Task details: Could you repeat the listing below exactly while leaving its pictures behind?

### Provided data ###

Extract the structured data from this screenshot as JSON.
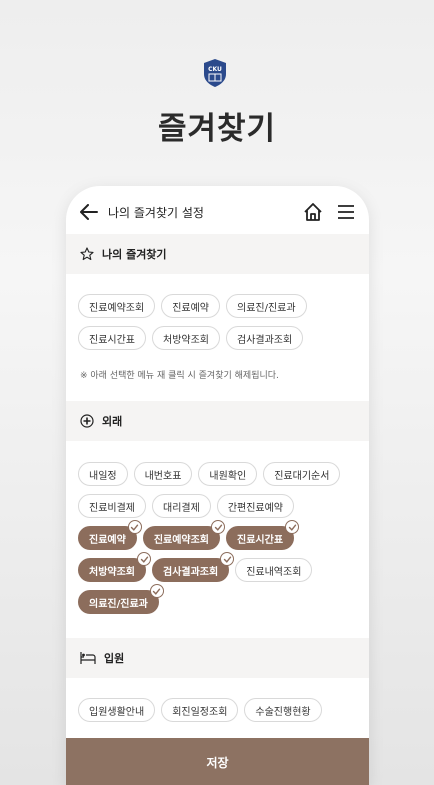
{
  "hero": {
    "logo_text": "CKU",
    "title": "즐겨찾기"
  },
  "appbar": {
    "title": "나의 즐겨찾기 설정"
  },
  "favorites": {
    "title": "나의 즐겨찾기",
    "rows": [
      [
        "진료예약조회",
        "진료예약",
        "의료진/진료과"
      ],
      [
        "진료시간표",
        "처방약조회",
        "검사결과조회"
      ]
    ],
    "note": "※ 아래 선택한 메뉴 재 클릭 시 즐겨찾기 해제됩니다."
  },
  "outpatient": {
    "title": "외래",
    "rows": [
      [
        {
          "label": "내일정",
          "selected": false
        },
        {
          "label": "내번호표",
          "selected": false
        },
        {
          "label": "내원확인",
          "selected": false
        },
        {
          "label": "진료대기순서",
          "selected": false
        }
      ],
      [
        {
          "label": "진료비결제",
          "selected": false
        },
        {
          "label": "대리결제",
          "selected": false
        },
        {
          "label": "간편진료예약",
          "selected": false
        }
      ],
      [
        {
          "label": "진료예약",
          "selected": true
        },
        {
          "label": "진료예약조회",
          "selected": true
        },
        {
          "label": "진료시간표",
          "selected": true
        }
      ],
      [
        {
          "label": "처방약조회",
          "selected": true
        },
        {
          "label": "검사결과조회",
          "selected": true
        },
        {
          "label": "진료내역조회",
          "selected": false
        }
      ],
      [
        {
          "label": "의료진/진료과",
          "selected": true
        }
      ]
    ]
  },
  "inpatient": {
    "title": "입원",
    "rows": [
      [
        "입원생활안내",
        "회진일정조회",
        "수술진행현황"
      ]
    ]
  },
  "save_label": "저장",
  "colors": {
    "accent": "#8c6d5c",
    "save_bar": "#8d7262",
    "logo": "#2b4a8c"
  }
}
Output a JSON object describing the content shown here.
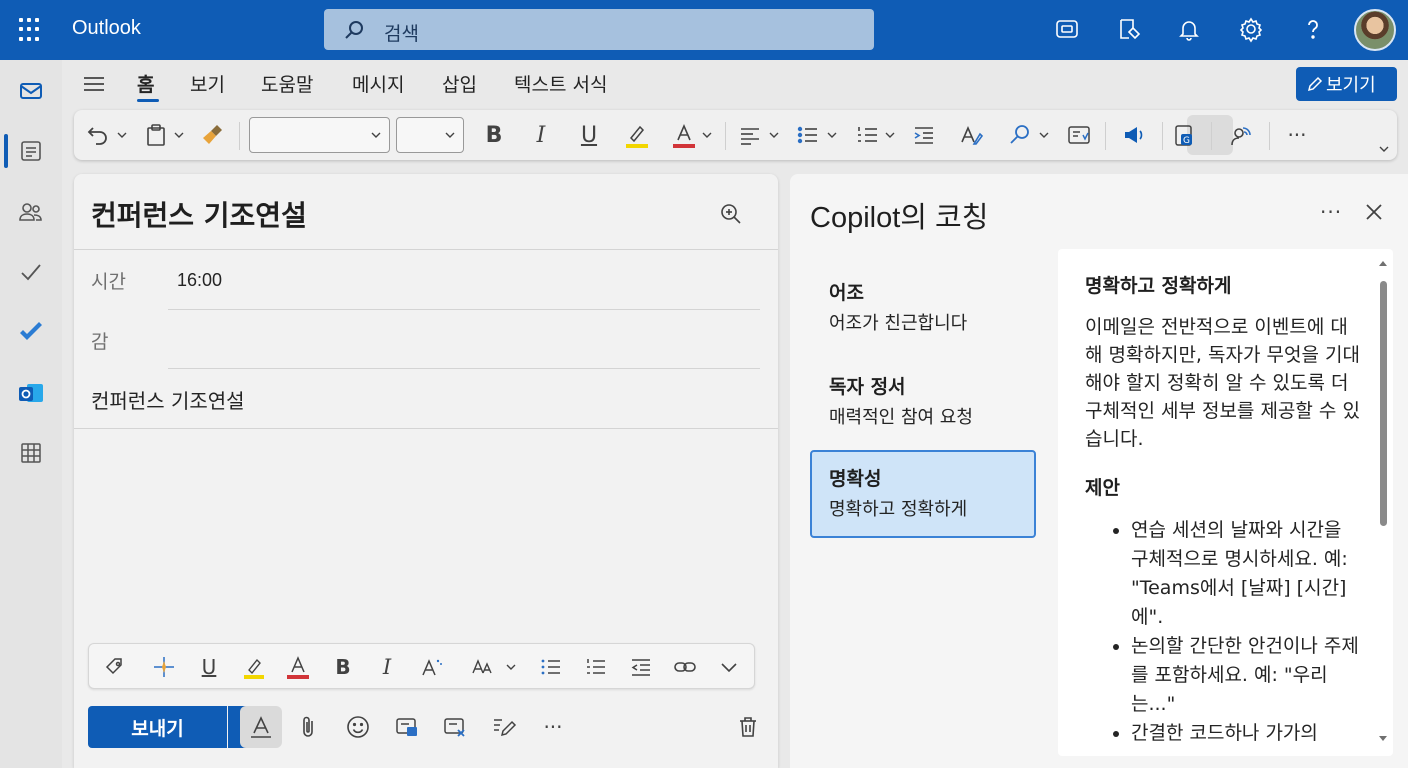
{
  "app": {
    "name": "Outlook"
  },
  "search": {
    "placeholder": "검색"
  },
  "tabs": [
    {
      "label": "홈"
    },
    {
      "label": "보기"
    },
    {
      "label": "도움말"
    },
    {
      "label": "메시지"
    },
    {
      "label": "삽입"
    },
    {
      "label": "텍스트 서식"
    }
  ],
  "view_button": {
    "label": "보기기"
  },
  "ribbon": {
    "bold": "B",
    "italic": "I",
    "underline": "U",
    "more": "···"
  },
  "compose": {
    "subject_title": "컨퍼런스 기조연설",
    "time_label": "시간",
    "time_value": "16:00",
    "place_label": "감",
    "body": "컨퍼런스 기조연설",
    "send_label": "보내기",
    "more": "···"
  },
  "copilot": {
    "title": "Copilot의 코칭",
    "more": "···",
    "items": [
      {
        "title": "어조",
        "subtitle": "어조가 친근합니다"
      },
      {
        "title": "독자 정서",
        "subtitle": "매력적인 참여 요청"
      },
      {
        "title": "명확성",
        "subtitle": "명확하고 정확하게"
      }
    ],
    "selected_index": 2,
    "detail": {
      "title": "명확하고 정확하게",
      "description": "이메일은 전반적으로 이벤트에 대해 명확하지만, 독자가 무엇을 기대해야 할지 정확히 알 수 있도록 더 구체적인 세부 정보를 제공할 수 있습니다.",
      "suggestions_title": "제안",
      "suggestions": [
        "연습 세션의 날짜와 시간을 구체적으로 명시하세요. 예: \"Teams에서 [날짜] [시간]에\".",
        "논의할 간단한 안건이나 주제를 포함하세요. 예: \"우리는...\"",
        "간결한 코드하나 가가의"
      ]
    }
  },
  "colors": {
    "brand": "#0f5cb5",
    "highlight_yellow": "#f2d600",
    "font_red": "#d13438",
    "selected_bg": "#cfe4f8"
  }
}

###

Exercise output:
Extract the structured data from this screenshot as JSON.
{
  "hero": {
    "logo_text": "CKU",
    "title": "즐겨찾기"
  },
  "appbar": {
    "title": "나의 즐겨찾기 설정"
  },
  "favorites": {
    "title": "나의 즐겨찾기",
    "rows": [
      [
        "진료예약조회",
        "진료예약",
        "의료진/진료과"
      ],
      [
        "진료시간표",
        "처방약조회",
        "검사결과조회"
      ]
    ],
    "note": "※ 아래 선택한 메뉴 재 클릭 시 즐겨찾기 해제됩니다."
  },
  "outpatient": {
    "title": "외래",
    "rows": [
      [
        {
          "label": "내일정",
          "selected": false
        },
        {
          "label": "내번호표",
          "selected": false
        },
        {
          "label": "내원확인",
          "selected": false
        },
        {
          "label": "진료대기순서",
          "selected": false
        }
      ],
      [
        {
          "label": "진료비결제",
          "selected": false
        },
        {
          "label": "대리결제",
          "selected": false
        },
        {
          "label": "간편진료예약",
          "selected": false
        }
      ],
      [
        {
          "label": "진료예약",
          "selected": true
        },
        {
          "label": "진료예약조회",
          "selected": true
        },
        {
          "label": "진료시간표",
          "selected": true
        }
      ],
      [
        {
          "label": "처방약조회",
          "selected": true
        },
        {
          "label": "검사결과조회",
          "selected": true
        },
        {
          "label": "진료내역조회",
          "selected": false
        }
      ],
      [
        {
          "label": "의료진/진료과",
          "selected": true
        }
      ]
    ]
  },
  "inpatient": {
    "title": "입원",
    "rows": [
      [
        "입원생활안내",
        "회진일정조회",
        "수술진행현황"
      ]
    ]
  },
  "save_label": "저장",
  "colors": {
    "accent": "#8c6d5c",
    "save_bar": "#8d7262",
    "logo": "#2b4a8c"
  }
}
Output a JSON object describing the content shown here.
{
  "app": {
    "name": "Outlook"
  },
  "search": {
    "placeholder": "검색"
  },
  "tabs": [
    {
      "label": "홈"
    },
    {
      "label": "보기"
    },
    {
      "label": "도움말"
    },
    {
      "label": "메시지"
    },
    {
      "label": "삽입"
    },
    {
      "label": "텍스트 서식"
    }
  ],
  "view_button": {
    "label": "보기기"
  },
  "ribbon": {
    "bold": "B",
    "italic": "I",
    "underline": "U",
    "more": "···"
  },
  "compose": {
    "subject_title": "컨퍼런스 기조연설",
    "time_label": "시간",
    "time_value": "16:00",
    "place_label": "감",
    "body": "컨퍼런스 기조연설",
    "send_label": "보내기",
    "more": "···"
  },
  "copilot": {
    "title": "Copilot의 코칭",
    "more": "···",
    "items": [
      {
        "title": "어조",
        "subtitle": "어조가 친근합니다"
      },
      {
        "title": "독자 정서",
        "subtitle": "매력적인 참여 요청"
      },
      {
        "title": "명확성",
        "subtitle": "명확하고 정확하게"
      }
    ],
    "selected_index": 2,
    "detail": {
      "title": "명확하고 정확하게",
      "description": "이메일은 전반적으로 이벤트에 대해 명확하지만, 독자가 무엇을 기대해야 할지 정확히 알 수 있도록 더 구체적인 세부 정보를 제공할 수 있습니다.",
      "suggestions_title": "제안",
      "suggestions": [
        "연습 세션의 날짜와 시간을 구체적으로 명시하세요. 예: \"Teams에서 [날짜] [시간]에\".",
        "논의할 간단한 안건이나 주제를 포함하세요. 예: \"우리는...\"",
        "간결한 코드하나 가가의"
      ]
    }
  },
  "colors": {
    "brand": "#0f5cb5",
    "highlight_yellow": "#f2d600",
    "font_red": "#d13438",
    "selected_bg": "#cfe4f8"
  }
}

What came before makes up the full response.